United Airlines resumed revenue flights on its fleet of Boeing 787-8 aircraft today, a little more than a month since the US Federal Aviation Administration (FAA) cleared the type to return to service.
Flight UA1 departed Houston Intercontinental airport at 11:00 local time and arrived at Chicago O'Hare International at 13:20 local time. A second flight, United 80, departed Houston at 11:30 local time for Newark Liberty International.
The inaugural flight was operated by N27903, which was delivered to United in December 2012, according to Flightglobal's Ascend Online database.
"We are delighted to have the 787 back in service," says Jeff Smisek, chairman, president and chief executive of United, in Houston before the flight. "It's a terrific airplane. [But] it was a fairly expensive piece of sculpture to have on the ground."
He says that modifications have been completed on four of the airline's six 787s, with the remaining two scheduled to be complete by 24 May.
Ron Baur, vice-president of fleet at United, says that the airline has not discussed compensation for the four-month grounding with Boeing.
Michael Sinnett, vice-president and chief project engineer for the 787 programme, declines to comment on any possible compensation
"We are very sorry about the delay," says James McNerney, chairman and, president and chief executive of Boeing, in Houston today. "It has been solved by some of the technology work arounds that we've had to recommend over the past month or two. But the promise of this airplane remains unchanged."
The FAA approved the type's return to service on 19 April with three Boeing-recommended modifications to protect against short-circuits and fires in its lithium ion batteries.
United plans to return all of its 787s to service within the next month.
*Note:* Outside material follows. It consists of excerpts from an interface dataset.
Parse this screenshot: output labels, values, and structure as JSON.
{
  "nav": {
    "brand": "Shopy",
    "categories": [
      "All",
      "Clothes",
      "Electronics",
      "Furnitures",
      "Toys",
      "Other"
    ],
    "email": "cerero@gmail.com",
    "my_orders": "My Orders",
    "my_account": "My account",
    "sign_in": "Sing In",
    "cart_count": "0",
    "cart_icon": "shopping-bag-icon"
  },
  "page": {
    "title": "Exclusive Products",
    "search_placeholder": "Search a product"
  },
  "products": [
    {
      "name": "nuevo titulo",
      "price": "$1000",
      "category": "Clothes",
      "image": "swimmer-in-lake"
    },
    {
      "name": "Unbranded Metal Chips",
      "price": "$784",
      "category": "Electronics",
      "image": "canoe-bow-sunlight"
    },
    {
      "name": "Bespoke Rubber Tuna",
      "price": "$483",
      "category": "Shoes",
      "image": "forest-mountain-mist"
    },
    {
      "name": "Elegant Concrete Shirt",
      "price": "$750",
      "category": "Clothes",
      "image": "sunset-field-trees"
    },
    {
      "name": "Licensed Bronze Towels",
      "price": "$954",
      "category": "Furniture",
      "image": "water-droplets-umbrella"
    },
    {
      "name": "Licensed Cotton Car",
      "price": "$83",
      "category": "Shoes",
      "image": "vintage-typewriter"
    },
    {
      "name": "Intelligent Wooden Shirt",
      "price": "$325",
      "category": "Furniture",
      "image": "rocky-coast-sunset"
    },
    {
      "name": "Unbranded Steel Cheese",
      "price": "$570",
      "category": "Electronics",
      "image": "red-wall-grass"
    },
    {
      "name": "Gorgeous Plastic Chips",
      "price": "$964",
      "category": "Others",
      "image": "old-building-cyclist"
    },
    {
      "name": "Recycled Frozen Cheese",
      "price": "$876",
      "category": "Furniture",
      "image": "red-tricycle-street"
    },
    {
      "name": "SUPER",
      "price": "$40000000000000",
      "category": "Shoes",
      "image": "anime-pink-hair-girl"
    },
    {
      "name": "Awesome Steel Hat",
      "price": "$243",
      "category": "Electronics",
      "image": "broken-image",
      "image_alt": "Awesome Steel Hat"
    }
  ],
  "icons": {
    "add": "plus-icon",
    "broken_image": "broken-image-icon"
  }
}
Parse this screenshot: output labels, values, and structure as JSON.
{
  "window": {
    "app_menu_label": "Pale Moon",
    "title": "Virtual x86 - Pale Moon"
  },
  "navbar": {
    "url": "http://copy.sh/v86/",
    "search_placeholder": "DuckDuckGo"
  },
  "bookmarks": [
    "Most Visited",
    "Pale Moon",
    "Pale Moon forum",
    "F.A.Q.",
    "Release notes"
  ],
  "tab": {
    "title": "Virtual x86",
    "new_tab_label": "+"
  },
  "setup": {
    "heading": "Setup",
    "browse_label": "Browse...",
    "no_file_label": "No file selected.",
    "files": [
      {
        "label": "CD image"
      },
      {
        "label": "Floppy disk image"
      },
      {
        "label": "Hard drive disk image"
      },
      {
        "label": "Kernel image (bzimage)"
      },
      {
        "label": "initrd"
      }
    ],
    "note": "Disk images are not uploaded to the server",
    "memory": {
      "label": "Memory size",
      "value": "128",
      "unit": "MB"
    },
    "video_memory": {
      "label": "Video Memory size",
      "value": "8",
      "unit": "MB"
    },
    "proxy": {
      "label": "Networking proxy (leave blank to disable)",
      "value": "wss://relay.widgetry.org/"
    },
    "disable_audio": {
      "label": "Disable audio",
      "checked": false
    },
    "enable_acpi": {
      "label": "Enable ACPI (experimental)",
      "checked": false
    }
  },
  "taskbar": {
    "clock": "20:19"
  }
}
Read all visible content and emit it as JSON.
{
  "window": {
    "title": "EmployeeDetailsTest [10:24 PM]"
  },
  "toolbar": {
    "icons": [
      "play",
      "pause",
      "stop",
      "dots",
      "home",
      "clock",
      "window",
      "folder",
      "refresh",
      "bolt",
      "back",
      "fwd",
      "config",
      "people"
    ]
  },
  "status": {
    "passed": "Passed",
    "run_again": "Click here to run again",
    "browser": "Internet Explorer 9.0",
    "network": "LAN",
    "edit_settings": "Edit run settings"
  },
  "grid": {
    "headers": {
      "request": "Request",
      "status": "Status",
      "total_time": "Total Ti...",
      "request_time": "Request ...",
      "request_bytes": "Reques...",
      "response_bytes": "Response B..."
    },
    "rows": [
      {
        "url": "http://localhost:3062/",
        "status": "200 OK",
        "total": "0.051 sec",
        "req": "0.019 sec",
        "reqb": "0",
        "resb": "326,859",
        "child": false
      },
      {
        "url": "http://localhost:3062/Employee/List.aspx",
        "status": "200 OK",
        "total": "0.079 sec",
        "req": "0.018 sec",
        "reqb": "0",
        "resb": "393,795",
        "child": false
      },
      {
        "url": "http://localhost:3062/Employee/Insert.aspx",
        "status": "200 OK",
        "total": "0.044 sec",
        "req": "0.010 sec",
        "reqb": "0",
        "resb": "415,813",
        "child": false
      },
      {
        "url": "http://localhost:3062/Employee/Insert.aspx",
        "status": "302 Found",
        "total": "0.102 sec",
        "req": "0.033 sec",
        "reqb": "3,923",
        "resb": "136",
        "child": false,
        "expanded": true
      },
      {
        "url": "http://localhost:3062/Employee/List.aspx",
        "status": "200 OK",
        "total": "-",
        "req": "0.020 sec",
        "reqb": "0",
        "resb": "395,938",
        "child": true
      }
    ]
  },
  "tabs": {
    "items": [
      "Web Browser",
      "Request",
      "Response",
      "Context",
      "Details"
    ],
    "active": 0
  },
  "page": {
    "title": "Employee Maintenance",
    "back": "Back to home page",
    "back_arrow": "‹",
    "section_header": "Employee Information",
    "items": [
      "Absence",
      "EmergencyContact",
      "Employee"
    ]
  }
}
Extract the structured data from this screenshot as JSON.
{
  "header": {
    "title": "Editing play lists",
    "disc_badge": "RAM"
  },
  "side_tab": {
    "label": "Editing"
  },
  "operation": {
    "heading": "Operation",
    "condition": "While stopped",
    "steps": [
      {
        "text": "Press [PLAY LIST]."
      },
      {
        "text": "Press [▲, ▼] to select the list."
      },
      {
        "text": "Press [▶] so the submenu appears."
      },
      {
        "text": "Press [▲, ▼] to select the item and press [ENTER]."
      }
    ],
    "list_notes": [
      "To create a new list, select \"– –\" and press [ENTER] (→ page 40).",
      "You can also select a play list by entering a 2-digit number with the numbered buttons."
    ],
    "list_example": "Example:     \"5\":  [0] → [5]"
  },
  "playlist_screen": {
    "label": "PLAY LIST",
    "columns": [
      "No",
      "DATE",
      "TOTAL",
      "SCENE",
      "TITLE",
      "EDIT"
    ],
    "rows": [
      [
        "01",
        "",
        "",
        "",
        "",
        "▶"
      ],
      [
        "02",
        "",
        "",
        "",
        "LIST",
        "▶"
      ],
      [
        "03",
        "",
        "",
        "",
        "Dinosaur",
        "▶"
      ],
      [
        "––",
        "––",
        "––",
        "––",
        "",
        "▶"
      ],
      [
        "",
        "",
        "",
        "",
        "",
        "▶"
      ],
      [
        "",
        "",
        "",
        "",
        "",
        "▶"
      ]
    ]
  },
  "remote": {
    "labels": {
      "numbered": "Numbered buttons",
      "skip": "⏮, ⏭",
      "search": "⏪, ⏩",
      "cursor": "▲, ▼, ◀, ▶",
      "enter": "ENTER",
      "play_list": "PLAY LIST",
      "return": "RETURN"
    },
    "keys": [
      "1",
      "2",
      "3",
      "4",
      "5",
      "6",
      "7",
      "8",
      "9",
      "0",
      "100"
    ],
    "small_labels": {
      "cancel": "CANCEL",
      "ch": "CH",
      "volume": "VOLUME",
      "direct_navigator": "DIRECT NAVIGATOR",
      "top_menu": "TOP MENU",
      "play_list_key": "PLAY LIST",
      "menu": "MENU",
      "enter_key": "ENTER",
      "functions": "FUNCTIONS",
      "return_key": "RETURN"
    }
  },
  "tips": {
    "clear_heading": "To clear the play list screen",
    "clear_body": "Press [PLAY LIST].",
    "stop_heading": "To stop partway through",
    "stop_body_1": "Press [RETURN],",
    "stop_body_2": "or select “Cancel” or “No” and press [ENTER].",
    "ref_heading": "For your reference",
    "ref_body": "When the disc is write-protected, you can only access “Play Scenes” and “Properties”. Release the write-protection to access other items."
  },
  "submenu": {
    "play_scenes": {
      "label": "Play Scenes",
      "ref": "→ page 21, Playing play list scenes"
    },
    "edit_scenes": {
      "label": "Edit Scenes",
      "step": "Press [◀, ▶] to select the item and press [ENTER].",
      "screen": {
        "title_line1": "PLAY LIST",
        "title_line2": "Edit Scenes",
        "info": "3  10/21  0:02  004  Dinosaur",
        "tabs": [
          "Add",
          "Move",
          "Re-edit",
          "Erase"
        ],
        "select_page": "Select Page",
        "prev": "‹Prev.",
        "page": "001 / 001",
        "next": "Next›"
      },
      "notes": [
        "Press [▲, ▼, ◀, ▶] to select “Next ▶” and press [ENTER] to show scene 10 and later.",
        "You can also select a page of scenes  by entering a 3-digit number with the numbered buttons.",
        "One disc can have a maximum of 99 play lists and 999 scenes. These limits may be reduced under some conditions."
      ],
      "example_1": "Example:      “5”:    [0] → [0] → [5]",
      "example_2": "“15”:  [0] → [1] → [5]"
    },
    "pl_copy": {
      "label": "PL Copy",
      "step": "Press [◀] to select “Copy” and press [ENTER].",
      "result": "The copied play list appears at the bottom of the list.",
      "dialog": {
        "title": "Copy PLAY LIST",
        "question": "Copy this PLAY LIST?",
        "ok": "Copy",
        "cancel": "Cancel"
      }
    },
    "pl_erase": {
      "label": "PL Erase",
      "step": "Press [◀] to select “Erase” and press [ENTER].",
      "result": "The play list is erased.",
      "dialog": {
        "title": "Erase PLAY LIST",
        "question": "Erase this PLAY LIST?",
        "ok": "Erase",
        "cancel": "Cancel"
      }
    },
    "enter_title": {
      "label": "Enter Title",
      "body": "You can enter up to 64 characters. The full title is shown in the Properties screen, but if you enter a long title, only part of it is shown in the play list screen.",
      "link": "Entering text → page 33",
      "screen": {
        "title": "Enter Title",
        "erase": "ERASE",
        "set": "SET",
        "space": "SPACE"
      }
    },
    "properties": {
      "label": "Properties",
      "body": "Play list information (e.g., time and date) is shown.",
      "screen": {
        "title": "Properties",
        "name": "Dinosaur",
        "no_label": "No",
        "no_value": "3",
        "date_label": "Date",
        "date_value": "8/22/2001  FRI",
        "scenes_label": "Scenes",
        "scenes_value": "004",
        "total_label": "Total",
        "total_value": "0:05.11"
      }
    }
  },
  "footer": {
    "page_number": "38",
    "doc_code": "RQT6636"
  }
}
Service will initially be between Houston and its other domestic hubs, including Chicago, Denver, Newark and San Francisco.
New nonstop flights between Denver and Tokyo Narita - United's first international service on the aircraft since the grounding - will begin on 10 June.
The FAA grounded the 787 on 16 January after two separate battery incidents on aircraft operated by All Nippon Airways (ANA) and Japan Airlines.